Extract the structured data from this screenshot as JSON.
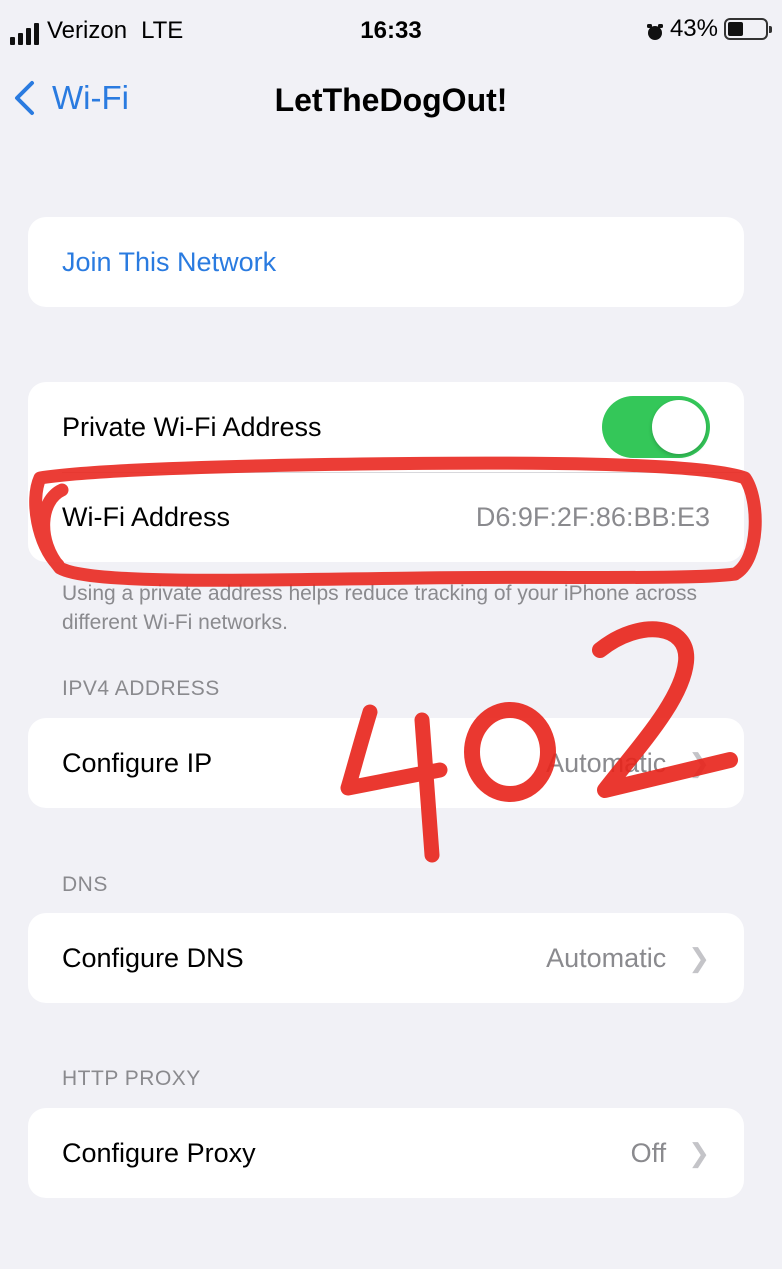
{
  "status_bar": {
    "carrier": "Verizon",
    "network": "LTE",
    "time": "16:33",
    "battery": "43%",
    "battery_level": 0.43
  },
  "nav": {
    "back_label": "Wi-Fi",
    "title": "LetTheDogOut!"
  },
  "join_card": {
    "label": "Join This Network"
  },
  "private_card": {
    "private_label": "Private Wi-Fi Address",
    "private_enabled": true,
    "address_label": "Wi-Fi Address",
    "address_value": "D6:9F:2F:86:BB:E3"
  },
  "private_footnote": "Using a private address helps reduce tracking of your iPhone across different Wi-Fi networks.",
  "ipv4": {
    "header": "IPV4 ADDRESS",
    "label": "Configure IP",
    "value": "Automatic"
  },
  "dns": {
    "header": "DNS",
    "label": "Configure DNS",
    "value": "Automatic"
  },
  "proxy": {
    "header": "HTTP PROXY",
    "label": "Configure Proxy",
    "value": "Off"
  },
  "annotation": {
    "text": "402",
    "color": "#e8221a"
  },
  "colors": {
    "accent": "#2a7be0",
    "toggle_on": "#34c759",
    "background": "#f1f1f6"
  }
}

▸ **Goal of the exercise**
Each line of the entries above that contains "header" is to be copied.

▸ **Exercise solution**
    "header": "IPV4 ADDRESS",
    "header": "DNS",
    "header": "HTTP PROXY",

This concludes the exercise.